ABOUT THIS EXERCISE - Show every line of the records below that contains the word "Jail".

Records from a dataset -
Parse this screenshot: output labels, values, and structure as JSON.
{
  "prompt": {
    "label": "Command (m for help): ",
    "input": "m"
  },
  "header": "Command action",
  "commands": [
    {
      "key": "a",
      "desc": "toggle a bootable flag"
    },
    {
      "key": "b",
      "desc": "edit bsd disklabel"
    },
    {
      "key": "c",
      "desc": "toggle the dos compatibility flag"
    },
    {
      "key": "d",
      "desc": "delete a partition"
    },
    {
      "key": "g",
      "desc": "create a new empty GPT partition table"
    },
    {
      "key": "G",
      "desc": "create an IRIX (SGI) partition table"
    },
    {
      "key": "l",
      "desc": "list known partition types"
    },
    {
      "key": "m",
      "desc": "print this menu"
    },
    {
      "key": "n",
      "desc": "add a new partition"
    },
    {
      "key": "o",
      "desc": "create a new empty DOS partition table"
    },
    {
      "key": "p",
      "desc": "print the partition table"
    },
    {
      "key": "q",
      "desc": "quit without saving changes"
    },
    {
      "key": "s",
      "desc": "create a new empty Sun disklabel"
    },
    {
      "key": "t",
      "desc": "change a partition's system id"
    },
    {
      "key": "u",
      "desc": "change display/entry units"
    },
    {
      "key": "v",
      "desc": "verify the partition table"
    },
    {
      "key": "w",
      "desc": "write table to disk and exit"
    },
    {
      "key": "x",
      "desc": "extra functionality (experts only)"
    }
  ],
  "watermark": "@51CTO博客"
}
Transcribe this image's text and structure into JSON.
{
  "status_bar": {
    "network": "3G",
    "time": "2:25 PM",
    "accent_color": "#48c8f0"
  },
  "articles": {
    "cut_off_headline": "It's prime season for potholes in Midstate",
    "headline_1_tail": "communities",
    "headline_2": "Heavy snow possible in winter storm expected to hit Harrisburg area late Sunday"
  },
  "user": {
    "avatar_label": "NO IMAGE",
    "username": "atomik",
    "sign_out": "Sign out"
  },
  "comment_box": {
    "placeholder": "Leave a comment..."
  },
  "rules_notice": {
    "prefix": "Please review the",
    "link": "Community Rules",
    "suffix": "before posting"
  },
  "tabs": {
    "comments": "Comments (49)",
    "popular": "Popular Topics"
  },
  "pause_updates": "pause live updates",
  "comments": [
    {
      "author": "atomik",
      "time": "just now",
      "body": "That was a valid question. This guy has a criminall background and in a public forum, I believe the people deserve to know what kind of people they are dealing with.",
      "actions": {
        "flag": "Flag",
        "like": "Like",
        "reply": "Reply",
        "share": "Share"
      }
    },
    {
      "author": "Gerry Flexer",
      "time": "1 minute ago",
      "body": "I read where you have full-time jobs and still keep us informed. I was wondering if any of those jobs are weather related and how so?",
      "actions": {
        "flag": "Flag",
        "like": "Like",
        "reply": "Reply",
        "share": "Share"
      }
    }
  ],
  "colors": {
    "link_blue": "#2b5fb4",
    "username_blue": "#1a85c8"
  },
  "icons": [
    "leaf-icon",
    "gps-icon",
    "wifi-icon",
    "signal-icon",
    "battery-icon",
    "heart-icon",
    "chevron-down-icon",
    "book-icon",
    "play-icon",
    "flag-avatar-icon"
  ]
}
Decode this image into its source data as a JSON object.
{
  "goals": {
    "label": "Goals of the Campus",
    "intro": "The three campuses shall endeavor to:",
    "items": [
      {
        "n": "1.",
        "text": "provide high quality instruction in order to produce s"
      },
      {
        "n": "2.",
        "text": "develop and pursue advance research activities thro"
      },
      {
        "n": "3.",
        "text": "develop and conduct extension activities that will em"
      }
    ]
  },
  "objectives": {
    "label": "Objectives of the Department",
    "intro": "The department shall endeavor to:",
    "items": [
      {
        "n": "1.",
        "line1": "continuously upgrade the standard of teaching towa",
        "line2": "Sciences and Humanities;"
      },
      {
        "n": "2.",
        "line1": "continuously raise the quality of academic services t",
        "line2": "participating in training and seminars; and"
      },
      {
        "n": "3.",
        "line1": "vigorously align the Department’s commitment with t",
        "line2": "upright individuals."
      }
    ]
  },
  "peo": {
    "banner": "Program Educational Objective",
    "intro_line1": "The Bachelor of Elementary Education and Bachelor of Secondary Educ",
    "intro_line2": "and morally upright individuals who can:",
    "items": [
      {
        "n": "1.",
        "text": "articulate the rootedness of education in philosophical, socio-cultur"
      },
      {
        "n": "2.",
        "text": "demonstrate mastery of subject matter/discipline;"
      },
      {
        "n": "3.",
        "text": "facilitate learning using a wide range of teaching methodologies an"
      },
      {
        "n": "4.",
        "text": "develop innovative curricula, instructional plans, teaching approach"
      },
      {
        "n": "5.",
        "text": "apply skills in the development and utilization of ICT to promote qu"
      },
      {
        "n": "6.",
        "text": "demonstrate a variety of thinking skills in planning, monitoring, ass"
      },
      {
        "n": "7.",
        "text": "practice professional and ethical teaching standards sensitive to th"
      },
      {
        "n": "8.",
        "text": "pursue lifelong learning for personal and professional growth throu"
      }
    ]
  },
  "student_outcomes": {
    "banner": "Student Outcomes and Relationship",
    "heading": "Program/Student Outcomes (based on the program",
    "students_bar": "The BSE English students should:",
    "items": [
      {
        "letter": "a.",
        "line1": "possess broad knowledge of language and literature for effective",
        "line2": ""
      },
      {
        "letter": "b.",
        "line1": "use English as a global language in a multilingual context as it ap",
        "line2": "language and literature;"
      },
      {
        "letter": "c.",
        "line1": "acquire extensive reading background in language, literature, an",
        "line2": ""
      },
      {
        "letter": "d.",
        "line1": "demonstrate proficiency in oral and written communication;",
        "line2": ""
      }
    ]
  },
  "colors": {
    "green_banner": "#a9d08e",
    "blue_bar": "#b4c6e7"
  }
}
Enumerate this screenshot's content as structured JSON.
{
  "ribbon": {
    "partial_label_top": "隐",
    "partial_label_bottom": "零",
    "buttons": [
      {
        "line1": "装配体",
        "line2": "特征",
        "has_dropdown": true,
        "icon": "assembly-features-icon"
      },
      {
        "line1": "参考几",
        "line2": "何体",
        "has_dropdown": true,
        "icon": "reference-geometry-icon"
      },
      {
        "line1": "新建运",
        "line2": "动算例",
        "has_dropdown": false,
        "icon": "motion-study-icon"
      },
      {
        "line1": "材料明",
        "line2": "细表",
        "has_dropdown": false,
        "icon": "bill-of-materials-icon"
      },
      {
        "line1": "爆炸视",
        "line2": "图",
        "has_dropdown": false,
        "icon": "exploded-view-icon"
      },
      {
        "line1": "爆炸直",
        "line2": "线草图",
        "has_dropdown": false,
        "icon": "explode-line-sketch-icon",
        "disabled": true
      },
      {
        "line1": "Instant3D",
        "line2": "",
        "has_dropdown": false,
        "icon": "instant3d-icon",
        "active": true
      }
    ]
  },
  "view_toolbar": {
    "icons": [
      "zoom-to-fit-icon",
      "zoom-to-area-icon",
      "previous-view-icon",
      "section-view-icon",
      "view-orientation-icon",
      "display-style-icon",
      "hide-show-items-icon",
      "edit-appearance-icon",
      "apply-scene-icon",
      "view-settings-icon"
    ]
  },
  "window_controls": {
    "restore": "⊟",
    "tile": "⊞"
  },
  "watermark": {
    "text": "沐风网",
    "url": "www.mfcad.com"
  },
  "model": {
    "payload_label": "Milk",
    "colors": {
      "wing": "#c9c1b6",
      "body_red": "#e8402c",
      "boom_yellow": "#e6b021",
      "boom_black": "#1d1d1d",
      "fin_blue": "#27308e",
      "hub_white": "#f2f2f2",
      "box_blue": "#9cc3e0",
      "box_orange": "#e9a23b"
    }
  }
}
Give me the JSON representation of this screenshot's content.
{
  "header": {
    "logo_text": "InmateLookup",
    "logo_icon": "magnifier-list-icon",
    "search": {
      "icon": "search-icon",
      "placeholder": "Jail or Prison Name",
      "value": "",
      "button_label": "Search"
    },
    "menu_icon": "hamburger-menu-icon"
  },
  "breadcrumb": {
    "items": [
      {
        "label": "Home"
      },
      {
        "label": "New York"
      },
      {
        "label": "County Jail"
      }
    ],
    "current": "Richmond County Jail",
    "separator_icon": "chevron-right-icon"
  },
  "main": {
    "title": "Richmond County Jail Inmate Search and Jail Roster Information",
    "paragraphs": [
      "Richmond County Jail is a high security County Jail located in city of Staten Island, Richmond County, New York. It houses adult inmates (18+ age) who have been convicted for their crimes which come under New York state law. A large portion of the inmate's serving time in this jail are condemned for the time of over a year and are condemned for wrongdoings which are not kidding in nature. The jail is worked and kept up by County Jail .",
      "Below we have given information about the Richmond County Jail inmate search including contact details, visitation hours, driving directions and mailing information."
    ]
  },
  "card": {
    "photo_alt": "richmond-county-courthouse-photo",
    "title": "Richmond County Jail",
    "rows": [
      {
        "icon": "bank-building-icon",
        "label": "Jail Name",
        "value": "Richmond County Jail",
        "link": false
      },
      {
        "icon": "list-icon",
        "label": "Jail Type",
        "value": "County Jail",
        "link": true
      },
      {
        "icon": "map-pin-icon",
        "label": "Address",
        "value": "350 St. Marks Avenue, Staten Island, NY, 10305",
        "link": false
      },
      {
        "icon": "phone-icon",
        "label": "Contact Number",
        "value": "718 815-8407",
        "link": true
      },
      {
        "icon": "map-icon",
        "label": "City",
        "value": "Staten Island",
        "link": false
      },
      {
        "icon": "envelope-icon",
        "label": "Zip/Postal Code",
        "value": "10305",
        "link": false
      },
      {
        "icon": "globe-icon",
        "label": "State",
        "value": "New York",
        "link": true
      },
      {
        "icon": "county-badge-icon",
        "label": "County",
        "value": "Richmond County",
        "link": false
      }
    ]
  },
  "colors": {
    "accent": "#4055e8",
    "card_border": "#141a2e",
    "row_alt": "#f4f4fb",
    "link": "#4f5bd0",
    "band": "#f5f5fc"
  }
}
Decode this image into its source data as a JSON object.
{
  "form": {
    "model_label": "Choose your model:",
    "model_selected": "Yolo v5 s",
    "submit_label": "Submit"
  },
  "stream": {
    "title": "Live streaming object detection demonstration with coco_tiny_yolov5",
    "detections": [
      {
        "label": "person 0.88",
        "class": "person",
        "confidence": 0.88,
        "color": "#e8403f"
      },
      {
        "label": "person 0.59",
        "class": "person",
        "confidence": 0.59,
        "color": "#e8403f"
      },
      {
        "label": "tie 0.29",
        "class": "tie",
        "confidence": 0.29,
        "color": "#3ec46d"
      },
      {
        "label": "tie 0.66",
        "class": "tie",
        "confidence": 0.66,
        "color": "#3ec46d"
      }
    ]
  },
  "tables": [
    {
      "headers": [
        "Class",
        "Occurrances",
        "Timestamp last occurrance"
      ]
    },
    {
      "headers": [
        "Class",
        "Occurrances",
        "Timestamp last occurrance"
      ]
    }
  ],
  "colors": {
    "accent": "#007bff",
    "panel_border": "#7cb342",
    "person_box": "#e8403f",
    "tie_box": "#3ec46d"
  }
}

SOLUTION -
      "placeholder": "Jail or Prison Name",
        "label": "County Jail"
    "current": "Richmond County Jail",
    "title": "Richmond County Jail Inmate Search and Jail Roster Information",
      "Richmond County Jail is a high security County Jail located in city of Staten Island, Richmond County, New York. It houses adult inmates (18+ age) who have been convicted for their crimes which come under New York state law. A large portion of the inmate's serving time in this jail are condemned for the time of over a year and are condemned for wrongdoings which are not kidding in nature. The jail is worked and kept up by County Jail .",
      "Below we have given information about the Richmond County Jail inmate search including contact details, visitation hours, driving directions and mailing information."
    "title": "Richmond County Jail",
        "label": "Jail Name",
        "value": "Richmond County Jail",
        "label": "Jail Type",
        "value": "County Jail",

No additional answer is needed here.